ATTORNEY GENERAL RENO: I talked to him Sunday night when he came in to let him know what I anticipated. But it does not make any sense until people have had a chance to read everybody's memorandum and we can have a full and complete discussion.

QUESTION: Are you going to consult with him before you make your final decision?


QUESTION: Mr. Mica made a point that what was of interest really wasn't true. It is not a confrontation, not a conflict, not a constitutional crisis, but the truth. And there has been so much that has been published about both memos, and apparently most of it accurate -- though the gentlemen wouldn't comment on that -- and they simply want to know what is true and what is not.

Could there be some way that Justice could accommodate them about learning what -- the Chairman and the other Republicans -- essentially knowing what is true in those memos?

ATTORNEY GENERAL RENO: What we have proposed and what Senator Hatch and Congressman Hyde have accepted, as a response to their request for the report, is that when I complete the review, depending on what my decisions are, that I brief them as, again, I may, depending on what happens, trigger the Independent Counsel Act; I may not. I do not know. I am trying to keep an open mind and explore all the issues.

And if it is appropriate, if I have not triggered the Act, then what I would propose to do is to continue the investigation, and brief the Chairman and the ranking member, in a confidential briefing, on all aspects of the investigation that did not -- and the parts of the report -- that did not impact on the pending investigation or contain 6(e) material.

QUESTION: Yes, ma'am, but with regard to the 3 weeks. Those 3 weeks now are for your people to -- (off microphone) -- the LaBella report; are you up to speed, ready to make your -- have your input into this at this time?

ATTORNEY GENERAL RENO: What I explained just a moment ago was that we have a process that we usually try to follow. For example, the Solicitor General, when he makes a decision as to what position the government will take, will hear from the various components who have had an interest in the particular issue or who want to offer their opinions. They will prepare memoranda and cite cases. And often then, if there is not a consensus reached, there will be further discussions. And that is what I would anticipate.

QUESTION: It is the process that needs 3 more weeks; is that correct?

ATTORNEY GENERAL RENO: That would be a good way to describe it.

QUESTION: (Off microphone) -- explain at all in public why you are not seeking an independent counsel -- (off microphone)? And with such a drumbeat and -- (off microphone) -- on the Hill, don't you think that this is really debilitating --

ATTORNEY GENERAL RENO: Are you being a drumbeat?


QUESTION: But don't you think this is really debilitating to the public's perception of the Department of Justice?

ATTORNEY GENERAL RENO: I think the public understands what we are trying to do. And I am going to continue to do everything I can to make sure that I call it like I see it, that I do not give in to the drumbeat, whether it be from the press or from the Hill, that I do it the right way.

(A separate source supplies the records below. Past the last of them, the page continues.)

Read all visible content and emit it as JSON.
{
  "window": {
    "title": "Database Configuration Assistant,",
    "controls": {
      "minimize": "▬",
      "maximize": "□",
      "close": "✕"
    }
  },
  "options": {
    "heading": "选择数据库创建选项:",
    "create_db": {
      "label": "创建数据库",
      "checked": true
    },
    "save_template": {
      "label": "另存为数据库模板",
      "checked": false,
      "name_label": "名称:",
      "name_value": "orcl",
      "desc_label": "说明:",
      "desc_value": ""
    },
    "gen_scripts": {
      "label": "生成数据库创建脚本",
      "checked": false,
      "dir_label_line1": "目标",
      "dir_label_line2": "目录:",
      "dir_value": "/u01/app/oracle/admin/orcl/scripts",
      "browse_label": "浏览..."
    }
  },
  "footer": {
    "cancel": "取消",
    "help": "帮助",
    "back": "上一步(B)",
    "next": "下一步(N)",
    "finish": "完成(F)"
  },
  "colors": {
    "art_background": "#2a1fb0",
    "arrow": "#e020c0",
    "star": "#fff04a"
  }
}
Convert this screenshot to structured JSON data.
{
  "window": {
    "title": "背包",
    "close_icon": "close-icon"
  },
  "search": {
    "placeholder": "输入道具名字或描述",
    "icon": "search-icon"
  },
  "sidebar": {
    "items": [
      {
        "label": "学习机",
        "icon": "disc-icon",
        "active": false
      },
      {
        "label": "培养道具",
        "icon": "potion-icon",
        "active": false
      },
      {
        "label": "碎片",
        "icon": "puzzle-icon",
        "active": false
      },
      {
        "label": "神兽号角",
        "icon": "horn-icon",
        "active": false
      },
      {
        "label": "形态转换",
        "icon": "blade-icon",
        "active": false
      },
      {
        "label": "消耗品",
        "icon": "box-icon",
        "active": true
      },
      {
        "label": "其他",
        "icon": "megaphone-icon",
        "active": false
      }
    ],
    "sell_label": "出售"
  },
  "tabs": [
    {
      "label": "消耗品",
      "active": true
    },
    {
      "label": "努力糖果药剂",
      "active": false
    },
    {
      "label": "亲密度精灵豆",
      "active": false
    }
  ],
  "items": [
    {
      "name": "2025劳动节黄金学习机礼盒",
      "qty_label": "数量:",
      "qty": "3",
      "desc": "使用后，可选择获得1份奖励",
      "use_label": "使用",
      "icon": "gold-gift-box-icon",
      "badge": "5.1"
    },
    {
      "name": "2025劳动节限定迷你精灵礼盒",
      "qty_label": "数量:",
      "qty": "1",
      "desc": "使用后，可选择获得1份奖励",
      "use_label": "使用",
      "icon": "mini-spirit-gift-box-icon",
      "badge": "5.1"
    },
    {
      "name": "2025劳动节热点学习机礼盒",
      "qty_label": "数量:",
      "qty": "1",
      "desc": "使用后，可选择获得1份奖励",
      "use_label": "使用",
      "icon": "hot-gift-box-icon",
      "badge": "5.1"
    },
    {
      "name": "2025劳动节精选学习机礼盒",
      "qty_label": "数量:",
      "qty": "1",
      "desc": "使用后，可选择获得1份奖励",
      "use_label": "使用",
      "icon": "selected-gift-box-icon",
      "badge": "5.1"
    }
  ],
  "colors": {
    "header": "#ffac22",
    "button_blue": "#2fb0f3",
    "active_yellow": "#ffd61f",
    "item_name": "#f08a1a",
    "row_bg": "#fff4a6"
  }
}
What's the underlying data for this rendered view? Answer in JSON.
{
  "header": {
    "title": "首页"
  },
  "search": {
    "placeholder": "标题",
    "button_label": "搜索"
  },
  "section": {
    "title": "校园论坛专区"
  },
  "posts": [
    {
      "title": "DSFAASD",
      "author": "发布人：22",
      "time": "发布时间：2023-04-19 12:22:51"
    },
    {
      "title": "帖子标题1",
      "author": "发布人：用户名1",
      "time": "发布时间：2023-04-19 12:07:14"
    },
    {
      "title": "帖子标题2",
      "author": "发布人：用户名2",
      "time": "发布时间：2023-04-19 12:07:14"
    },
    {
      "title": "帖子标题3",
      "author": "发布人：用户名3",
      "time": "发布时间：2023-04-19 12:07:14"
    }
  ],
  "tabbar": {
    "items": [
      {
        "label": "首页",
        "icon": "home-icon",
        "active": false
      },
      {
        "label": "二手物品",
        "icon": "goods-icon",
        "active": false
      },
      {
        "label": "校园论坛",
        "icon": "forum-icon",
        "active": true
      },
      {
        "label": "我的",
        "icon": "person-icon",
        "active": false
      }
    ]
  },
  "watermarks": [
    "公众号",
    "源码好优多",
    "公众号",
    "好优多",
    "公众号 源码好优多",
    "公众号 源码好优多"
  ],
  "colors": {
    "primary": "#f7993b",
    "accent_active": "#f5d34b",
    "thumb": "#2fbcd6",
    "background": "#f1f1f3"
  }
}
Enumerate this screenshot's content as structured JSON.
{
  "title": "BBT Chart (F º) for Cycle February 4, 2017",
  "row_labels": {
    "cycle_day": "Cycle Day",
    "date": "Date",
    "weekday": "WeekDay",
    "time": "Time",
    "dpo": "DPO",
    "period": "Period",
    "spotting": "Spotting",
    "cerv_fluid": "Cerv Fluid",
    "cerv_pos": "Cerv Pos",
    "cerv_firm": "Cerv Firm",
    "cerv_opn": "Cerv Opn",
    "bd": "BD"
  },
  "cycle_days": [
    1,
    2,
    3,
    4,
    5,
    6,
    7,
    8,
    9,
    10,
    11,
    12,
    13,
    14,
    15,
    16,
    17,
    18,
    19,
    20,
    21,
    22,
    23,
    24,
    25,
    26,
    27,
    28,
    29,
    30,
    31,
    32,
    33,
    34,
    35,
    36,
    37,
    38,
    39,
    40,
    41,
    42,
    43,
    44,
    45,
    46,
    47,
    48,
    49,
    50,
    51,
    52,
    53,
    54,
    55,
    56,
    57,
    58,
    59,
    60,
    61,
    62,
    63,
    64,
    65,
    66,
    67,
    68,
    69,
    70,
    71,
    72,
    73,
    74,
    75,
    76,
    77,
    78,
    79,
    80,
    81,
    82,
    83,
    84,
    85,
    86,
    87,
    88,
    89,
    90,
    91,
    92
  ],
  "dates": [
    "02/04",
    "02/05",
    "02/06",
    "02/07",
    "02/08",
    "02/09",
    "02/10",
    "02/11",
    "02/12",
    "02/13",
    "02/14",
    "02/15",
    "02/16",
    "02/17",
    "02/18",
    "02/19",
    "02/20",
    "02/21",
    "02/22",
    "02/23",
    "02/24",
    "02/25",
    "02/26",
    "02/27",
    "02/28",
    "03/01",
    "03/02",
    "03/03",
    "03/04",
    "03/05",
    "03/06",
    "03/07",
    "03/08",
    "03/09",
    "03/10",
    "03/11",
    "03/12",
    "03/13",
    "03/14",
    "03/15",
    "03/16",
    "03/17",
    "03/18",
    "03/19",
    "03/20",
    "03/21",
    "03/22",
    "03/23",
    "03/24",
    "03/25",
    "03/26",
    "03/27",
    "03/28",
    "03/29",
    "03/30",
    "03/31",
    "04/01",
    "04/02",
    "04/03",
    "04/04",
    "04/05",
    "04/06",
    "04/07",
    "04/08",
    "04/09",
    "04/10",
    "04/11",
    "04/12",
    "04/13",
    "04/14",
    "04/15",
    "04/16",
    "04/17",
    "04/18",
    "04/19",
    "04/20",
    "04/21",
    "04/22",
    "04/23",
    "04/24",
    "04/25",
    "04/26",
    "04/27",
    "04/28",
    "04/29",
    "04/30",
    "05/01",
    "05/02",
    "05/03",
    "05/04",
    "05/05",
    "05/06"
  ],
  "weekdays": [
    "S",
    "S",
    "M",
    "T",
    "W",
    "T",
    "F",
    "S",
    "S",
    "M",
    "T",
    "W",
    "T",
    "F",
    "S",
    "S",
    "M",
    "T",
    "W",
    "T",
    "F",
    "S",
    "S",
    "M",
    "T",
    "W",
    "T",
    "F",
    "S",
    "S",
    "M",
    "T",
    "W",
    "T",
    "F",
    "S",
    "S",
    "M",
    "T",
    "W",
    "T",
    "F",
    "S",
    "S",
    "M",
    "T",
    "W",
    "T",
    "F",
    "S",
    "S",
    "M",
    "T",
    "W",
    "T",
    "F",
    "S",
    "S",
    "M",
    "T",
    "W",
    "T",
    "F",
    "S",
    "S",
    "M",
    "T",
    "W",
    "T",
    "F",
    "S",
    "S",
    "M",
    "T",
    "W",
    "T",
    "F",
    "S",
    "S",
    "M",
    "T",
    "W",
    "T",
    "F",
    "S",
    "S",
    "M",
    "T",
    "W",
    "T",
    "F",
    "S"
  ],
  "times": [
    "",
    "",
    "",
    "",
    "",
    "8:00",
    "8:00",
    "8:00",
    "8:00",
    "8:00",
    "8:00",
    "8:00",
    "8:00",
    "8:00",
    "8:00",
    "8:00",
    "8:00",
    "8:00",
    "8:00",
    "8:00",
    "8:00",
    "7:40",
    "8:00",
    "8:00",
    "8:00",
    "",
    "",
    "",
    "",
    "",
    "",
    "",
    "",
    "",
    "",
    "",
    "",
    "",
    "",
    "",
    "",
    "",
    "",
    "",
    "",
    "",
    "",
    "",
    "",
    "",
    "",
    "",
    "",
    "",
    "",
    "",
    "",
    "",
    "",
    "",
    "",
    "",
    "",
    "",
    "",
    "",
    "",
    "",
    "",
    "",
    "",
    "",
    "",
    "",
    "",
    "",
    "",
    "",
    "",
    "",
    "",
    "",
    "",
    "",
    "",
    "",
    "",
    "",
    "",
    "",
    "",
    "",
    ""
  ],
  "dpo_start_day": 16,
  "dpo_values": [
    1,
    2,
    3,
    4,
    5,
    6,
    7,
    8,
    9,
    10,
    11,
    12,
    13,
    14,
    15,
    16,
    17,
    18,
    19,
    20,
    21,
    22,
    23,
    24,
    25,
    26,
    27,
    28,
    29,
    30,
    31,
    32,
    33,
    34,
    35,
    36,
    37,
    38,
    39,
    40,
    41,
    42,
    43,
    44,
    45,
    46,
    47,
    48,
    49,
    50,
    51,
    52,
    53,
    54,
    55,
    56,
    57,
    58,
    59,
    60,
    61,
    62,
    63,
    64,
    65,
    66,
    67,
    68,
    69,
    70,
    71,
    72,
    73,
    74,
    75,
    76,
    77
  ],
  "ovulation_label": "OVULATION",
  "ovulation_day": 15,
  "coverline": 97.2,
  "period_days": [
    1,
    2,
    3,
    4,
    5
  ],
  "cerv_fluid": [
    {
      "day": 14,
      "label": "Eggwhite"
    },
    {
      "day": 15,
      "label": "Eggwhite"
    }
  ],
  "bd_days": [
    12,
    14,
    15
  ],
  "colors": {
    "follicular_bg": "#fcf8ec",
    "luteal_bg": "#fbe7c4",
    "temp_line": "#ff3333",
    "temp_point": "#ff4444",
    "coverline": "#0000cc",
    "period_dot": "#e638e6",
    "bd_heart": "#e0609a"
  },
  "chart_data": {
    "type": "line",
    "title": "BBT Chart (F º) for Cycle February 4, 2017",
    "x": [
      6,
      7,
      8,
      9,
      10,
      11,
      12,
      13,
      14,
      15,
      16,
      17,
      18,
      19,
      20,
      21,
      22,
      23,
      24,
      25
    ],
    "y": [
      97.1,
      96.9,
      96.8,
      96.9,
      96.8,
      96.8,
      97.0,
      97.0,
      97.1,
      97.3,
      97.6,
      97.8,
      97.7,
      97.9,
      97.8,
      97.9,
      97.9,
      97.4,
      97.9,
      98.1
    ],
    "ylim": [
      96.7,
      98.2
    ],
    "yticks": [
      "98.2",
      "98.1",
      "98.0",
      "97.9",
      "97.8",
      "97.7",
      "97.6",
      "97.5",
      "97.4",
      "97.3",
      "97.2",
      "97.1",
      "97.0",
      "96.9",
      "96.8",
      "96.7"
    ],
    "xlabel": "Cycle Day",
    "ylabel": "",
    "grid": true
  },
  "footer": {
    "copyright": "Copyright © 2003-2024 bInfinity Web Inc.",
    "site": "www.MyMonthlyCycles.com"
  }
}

And sometimes it is hard, but you wake up the next morning feeling better about yourself.

QUESTION: You said that you spoke to Congressman Hyde and Senator Hatch, and that you had reached some kind of accommodation with them. Did they give you their reaction to Congressman Burton levelling a threat to give you a contempt citation -- (off microphone) -- or do you think you might get some support from them?

ATTORNEY GENERAL RENO: I did not want to do anything. I think they would have their own conversations.

QUESTION: Did you personally speak with Mr. Burton this morning? And if you did, what was his excuse for refusing to let you come and talk to him?

ATTORNEY GENERAL RENO: He said no, he would not, and that he would be happy to let me come at some other time.

QUESTION: (Off microphone) -- there are situations where you have to -- (off microphone) -- appointment of an independent counsel where the law does not require you to do so?

ATTORNEY GENERAL RENO: The statute provides for it.

Thank you very much.

(Whereupon, at 2:50 p.m., the press conference concluded.)